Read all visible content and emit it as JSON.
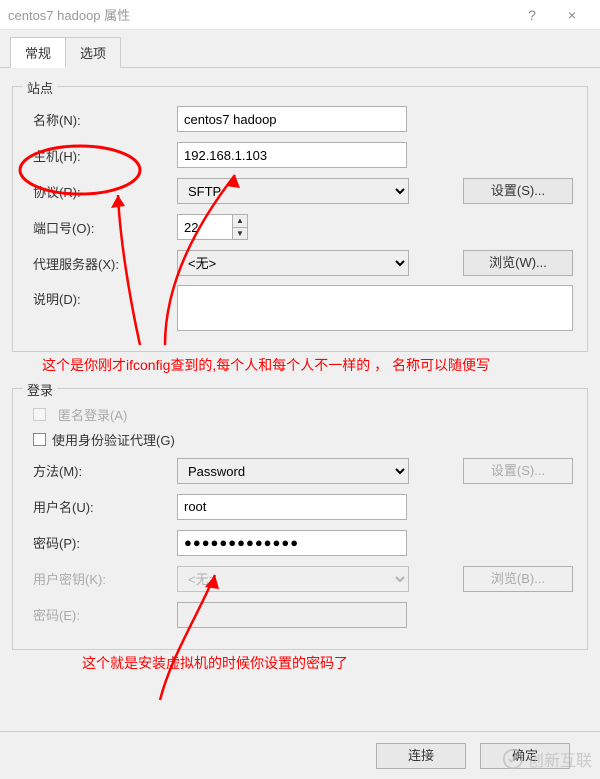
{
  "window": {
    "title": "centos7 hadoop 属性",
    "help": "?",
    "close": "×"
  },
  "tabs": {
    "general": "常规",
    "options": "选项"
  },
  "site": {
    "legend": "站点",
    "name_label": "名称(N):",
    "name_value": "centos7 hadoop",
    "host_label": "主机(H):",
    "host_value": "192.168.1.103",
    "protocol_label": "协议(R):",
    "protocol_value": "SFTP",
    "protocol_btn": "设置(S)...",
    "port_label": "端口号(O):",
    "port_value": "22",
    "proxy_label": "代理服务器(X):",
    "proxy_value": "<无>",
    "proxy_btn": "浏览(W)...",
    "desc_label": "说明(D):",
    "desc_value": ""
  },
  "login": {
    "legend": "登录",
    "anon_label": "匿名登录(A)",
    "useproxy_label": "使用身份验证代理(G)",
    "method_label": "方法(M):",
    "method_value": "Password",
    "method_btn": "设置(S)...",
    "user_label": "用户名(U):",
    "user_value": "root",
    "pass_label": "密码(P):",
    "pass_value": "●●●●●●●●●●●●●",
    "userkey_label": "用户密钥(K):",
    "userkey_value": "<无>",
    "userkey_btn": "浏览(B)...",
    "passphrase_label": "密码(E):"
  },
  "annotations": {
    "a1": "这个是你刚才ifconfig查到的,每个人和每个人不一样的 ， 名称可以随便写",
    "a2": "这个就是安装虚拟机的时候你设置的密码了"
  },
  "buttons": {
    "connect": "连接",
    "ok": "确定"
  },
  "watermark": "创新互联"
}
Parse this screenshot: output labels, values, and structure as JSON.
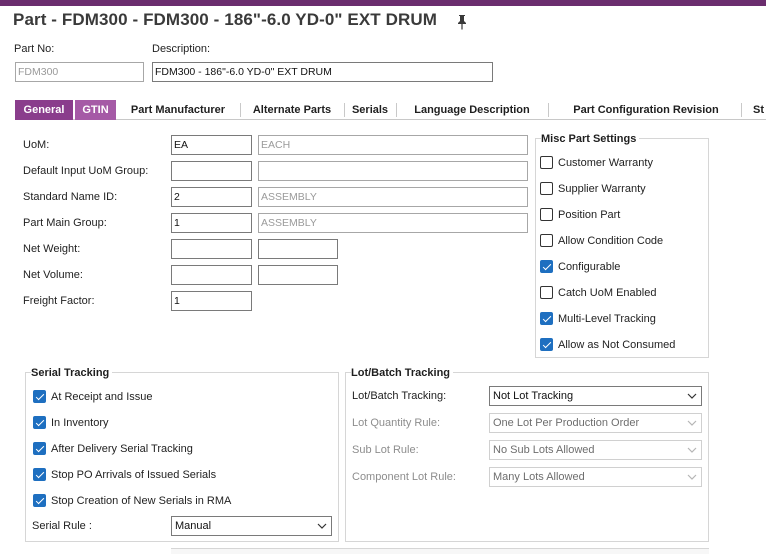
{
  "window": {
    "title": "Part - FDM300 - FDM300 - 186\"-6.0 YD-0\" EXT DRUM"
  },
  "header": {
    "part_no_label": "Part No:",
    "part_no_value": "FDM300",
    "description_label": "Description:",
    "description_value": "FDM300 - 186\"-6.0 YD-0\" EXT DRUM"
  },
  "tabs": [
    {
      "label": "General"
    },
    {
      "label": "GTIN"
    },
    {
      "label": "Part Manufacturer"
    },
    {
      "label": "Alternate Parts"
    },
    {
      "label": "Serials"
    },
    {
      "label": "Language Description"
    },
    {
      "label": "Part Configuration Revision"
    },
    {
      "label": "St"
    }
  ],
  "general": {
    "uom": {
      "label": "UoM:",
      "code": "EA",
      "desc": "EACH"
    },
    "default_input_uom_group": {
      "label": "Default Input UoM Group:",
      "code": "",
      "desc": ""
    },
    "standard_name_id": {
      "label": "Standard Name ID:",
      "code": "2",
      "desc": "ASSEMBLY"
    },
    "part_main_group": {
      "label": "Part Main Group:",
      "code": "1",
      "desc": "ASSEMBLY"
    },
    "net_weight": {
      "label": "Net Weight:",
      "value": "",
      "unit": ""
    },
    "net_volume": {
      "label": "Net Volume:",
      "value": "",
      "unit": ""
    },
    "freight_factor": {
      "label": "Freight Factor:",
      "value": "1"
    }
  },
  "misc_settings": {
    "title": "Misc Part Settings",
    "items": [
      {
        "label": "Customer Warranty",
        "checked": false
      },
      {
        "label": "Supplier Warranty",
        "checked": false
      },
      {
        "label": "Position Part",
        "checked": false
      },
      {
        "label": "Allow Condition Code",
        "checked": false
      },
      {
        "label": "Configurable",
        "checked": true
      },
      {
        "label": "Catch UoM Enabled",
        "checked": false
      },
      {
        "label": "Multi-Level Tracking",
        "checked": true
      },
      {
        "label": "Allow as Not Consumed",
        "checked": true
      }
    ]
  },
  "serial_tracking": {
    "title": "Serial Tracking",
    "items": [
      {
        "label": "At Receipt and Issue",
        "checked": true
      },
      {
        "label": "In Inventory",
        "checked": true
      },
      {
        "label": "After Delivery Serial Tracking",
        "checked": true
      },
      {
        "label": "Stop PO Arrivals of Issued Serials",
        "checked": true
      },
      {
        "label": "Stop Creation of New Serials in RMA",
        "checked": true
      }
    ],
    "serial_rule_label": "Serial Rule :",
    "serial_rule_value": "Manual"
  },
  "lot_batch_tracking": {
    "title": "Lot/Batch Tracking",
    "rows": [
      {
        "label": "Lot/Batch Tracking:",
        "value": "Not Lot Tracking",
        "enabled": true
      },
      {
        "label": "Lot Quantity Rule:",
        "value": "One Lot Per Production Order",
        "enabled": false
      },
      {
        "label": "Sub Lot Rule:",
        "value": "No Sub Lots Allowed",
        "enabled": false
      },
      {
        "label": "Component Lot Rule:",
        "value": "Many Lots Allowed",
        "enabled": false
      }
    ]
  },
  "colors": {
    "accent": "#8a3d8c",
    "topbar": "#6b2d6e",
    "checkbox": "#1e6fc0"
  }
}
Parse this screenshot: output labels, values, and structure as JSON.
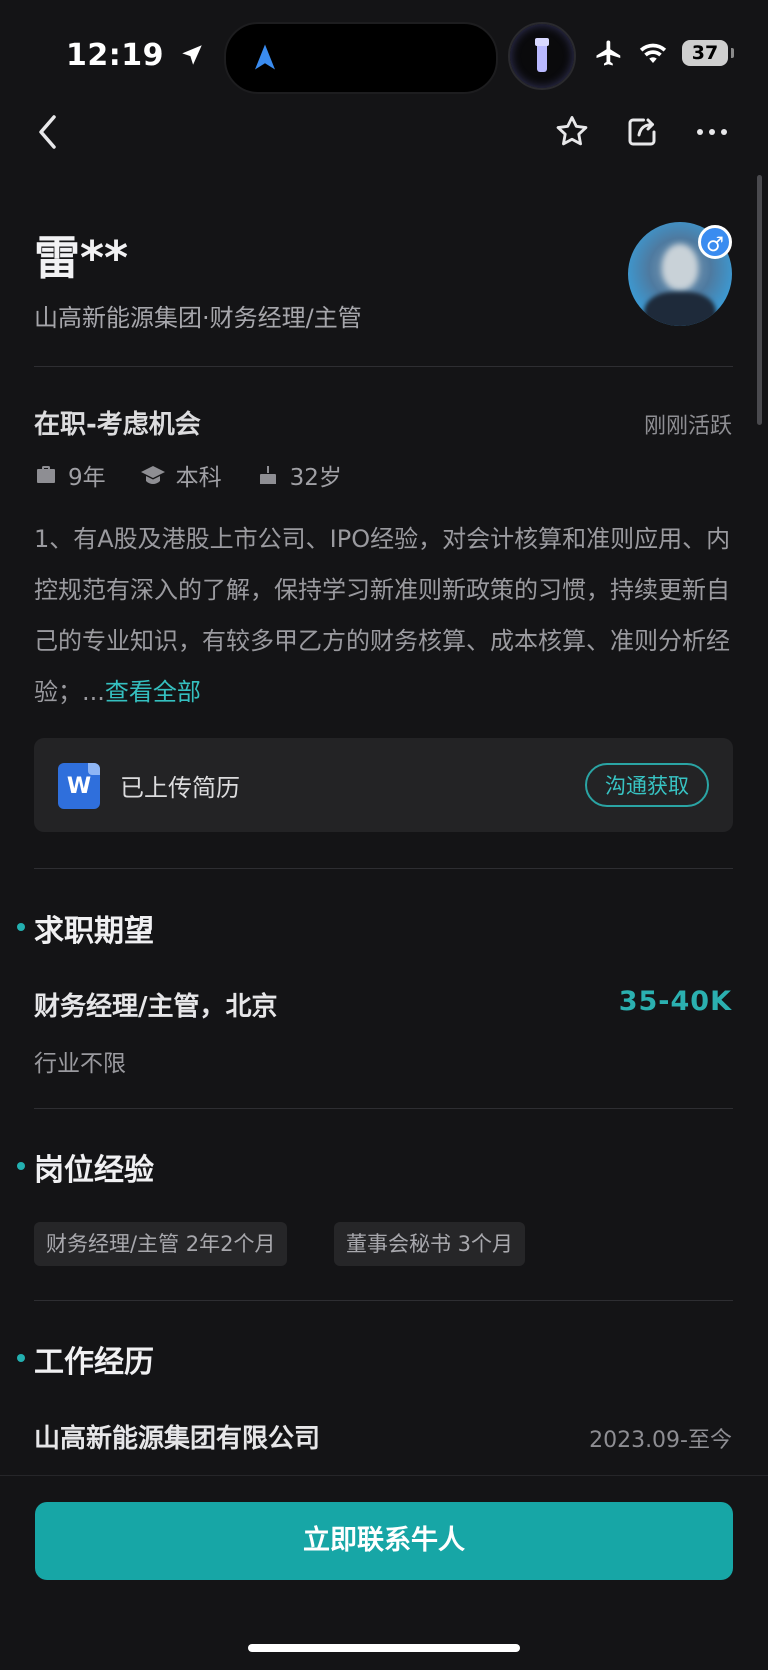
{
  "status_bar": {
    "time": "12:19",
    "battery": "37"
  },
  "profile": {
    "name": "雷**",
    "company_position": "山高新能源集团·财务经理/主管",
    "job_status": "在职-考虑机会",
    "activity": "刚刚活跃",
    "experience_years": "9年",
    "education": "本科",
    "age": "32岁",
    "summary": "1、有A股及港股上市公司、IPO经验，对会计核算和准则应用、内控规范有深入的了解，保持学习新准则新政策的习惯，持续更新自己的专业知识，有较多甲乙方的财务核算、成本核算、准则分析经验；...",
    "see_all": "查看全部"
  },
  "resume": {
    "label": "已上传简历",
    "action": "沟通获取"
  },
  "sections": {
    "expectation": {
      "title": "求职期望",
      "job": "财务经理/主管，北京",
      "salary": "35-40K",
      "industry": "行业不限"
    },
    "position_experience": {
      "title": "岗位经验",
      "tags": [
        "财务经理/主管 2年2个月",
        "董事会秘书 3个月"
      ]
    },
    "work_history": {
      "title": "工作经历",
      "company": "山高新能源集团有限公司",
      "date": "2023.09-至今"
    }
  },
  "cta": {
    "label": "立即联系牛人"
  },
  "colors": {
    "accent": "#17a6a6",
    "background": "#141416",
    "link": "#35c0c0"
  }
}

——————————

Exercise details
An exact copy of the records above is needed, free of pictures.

Your solution
Read all visible content and emit it as JSON.
{
  "window": {
    "title": "centos7 hadoop 属性",
    "help": "?",
    "close": "×"
  },
  "tabs": {
    "general": "常规",
    "options": "选项"
  },
  "site": {
    "legend": "站点",
    "name_label": "名称(N):",
    "name_value": "centos7 hadoop",
    "host_label": "主机(H):",
    "host_value": "192.168.1.103",
    "protocol_label": "协议(R):",
    "protocol_value": "SFTP",
    "protocol_btn": "设置(S)...",
    "port_label": "端口号(O):",
    "port_value": "22",
    "proxy_label": "代理服务器(X):",
    "proxy_value": "<无>",
    "proxy_btn": "浏览(W)...",
    "desc_label": "说明(D):",
    "desc_value": ""
  },
  "login": {
    "legend": "登录",
    "anon_label": "匿名登录(A)",
    "useproxy_label": "使用身份验证代理(G)",
    "method_label": "方法(M):",
    "method_value": "Password",
    "method_btn": "设置(S)...",
    "user_label": "用户名(U):",
    "user_value": "root",
    "pass_label": "密码(P):",
    "pass_value": "●●●●●●●●●●●●●",
    "userkey_label": "用户密钥(K):",
    "userkey_value": "<无>",
    "userkey_btn": "浏览(B)...",
    "passphrase_label": "密码(E):"
  },
  "annotations": {
    "a1": "这个是你刚才ifconfig查到的,每个人和每个人不一样的 ， 名称可以随便写",
    "a2": "这个就是安装虚拟机的时候你设置的密码了"
  },
  "buttons": {
    "connect": "连接",
    "ok": "确定"
  },
  "watermark": "创新互联"
}
Parse this screenshot: output labels, values, and structure as JSON.
{
  "window": {
    "title": "Part - FDM300 - FDM300 - 186\"-6.0 YD-0\" EXT DRUM"
  },
  "header": {
    "part_no_label": "Part No:",
    "part_no_value": "FDM300",
    "description_label": "Description:",
    "description_value": "FDM300 - 186\"-6.0 YD-0\" EXT DRUM"
  },
  "tabs": [
    {
      "label": "General"
    },
    {
      "label": "GTIN"
    },
    {
      "label": "Part Manufacturer"
    },
    {
      "label": "Alternate Parts"
    },
    {
      "label": "Serials"
    },
    {
      "label": "Language Description"
    },
    {
      "label": "Part Configuration Revision"
    },
    {
      "label": "St"
    }
  ],
  "general": {
    "uom": {
      "label": "UoM:",
      "code": "EA",
      "desc": "EACH"
    },
    "default_input_uom_group": {
      "label": "Default Input UoM Group:",
      "code": "",
      "desc": ""
    },
    "standard_name_id": {
      "label": "Standard Name ID:",
      "code": "2",
      "desc": "ASSEMBLY"
    },
    "part_main_group": {
      "label": "Part Main Group:",
      "code": "1",
      "desc": "ASSEMBLY"
    },
    "net_weight": {
      "label": "Net Weight:",
      "value": "",
      "unit": ""
    },
    "net_volume": {
      "label": "Net Volume:",
      "value": "",
      "unit": ""
    },
    "freight_factor": {
      "label": "Freight Factor:",
      "value": "1"
    }
  },
  "misc_settings": {
    "title": "Misc Part Settings",
    "items": [
      {
        "label": "Customer Warranty",
        "checked": false
      },
      {
        "label": "Supplier Warranty",
        "checked": false
      },
      {
        "label": "Position Part",
        "checked": false
      },
      {
        "label": "Allow Condition Code",
        "checked": false
      },
      {
        "label": "Configurable",
        "checked": true
      },
      {
        "label": "Catch UoM Enabled",
        "checked": false
      },
      {
        "label": "Multi-Level Tracking",
        "checked": true
      },
      {
        "label": "Allow as Not Consumed",
        "checked": true
      }
    ]
  },
  "serial_tracking": {
    "title": "Serial Tracking",
    "items": [
      {
        "label": "At Receipt and Issue",
        "checked": true
      },
      {
        "label": "In Inventory",
        "checked": true
      },
      {
        "label": "After Delivery Serial Tracking",
        "checked": true
      },
      {
        "label": "Stop PO Arrivals of Issued Serials",
        "checked": true
      },
      {
        "label": "Stop Creation of New Serials in RMA",
        "checked": true
      }
    ],
    "serial_rule_label": "Serial Rule :",
    "serial_rule_value": "Manual"
  },
  "lot_batch_tracking": {
    "title": "Lot/Batch Tracking",
    "rows": [
      {
        "label": "Lot/Batch Tracking:",
        "value": "Not Lot Tracking",
        "enabled": true
      },
      {
        "label": "Lot Quantity Rule:",
        "value": "One Lot Per Production Order",
        "enabled": false
      },
      {
        "label": "Sub Lot Rule:",
        "value": "No Sub Lots Allowed",
        "enabled": false
      },
      {
        "label": "Component Lot Rule:",
        "value": "Many Lots Allowed",
        "enabled": false
      }
    ]
  },
  "colors": {
    "accent": "#8a3d8c",
    "topbar": "#6b2d6e",
    "checkbox": "#1e6fc0"
  }
}
Parse this screenshot: output labels, values, and structure as JSON.
{
  "status_bar": {
    "time": "12:19",
    "battery": "37"
  },
  "profile": {
    "name": "雷**",
    "company_position": "山高新能源集团·财务经理/主管",
    "job_status": "在职-考虑机会",
    "activity": "刚刚活跃",
    "experience_years": "9年",
    "education": "本科",
    "age": "32岁",
    "summary": "1、有A股及港股上市公司、IPO经验，对会计核算和准则应用、内控规范有深入的了解，保持学习新准则新政策的习惯，持续更新自己的专业知识，有较多甲乙方的财务核算、成本核算、准则分析经验；...",
    "see_all": "查看全部"
  },
  "resume": {
    "label": "已上传简历",
    "action": "沟通获取"
  },
  "sections": {
    "expectation": {
      "title": "求职期望",
      "job": "财务经理/主管，北京",
      "salary": "35-40K",
      "industry": "行业不限"
    },
    "position_experience": {
      "title": "岗位经验",
      "tags": [
        "财务经理/主管 2年2个月",
        "董事会秘书 3个月"
      ]
    },
    "work_history": {
      "title": "工作经历",
      "company": "山高新能源集团有限公司",
      "date": "2023.09-至今"
    }
  },
  "cta": {
    "label": "立即联系牛人"
  },
  "colors": {
    "accent": "#17a6a6",
    "background": "#141416",
    "link": "#35c0c0"
  }
}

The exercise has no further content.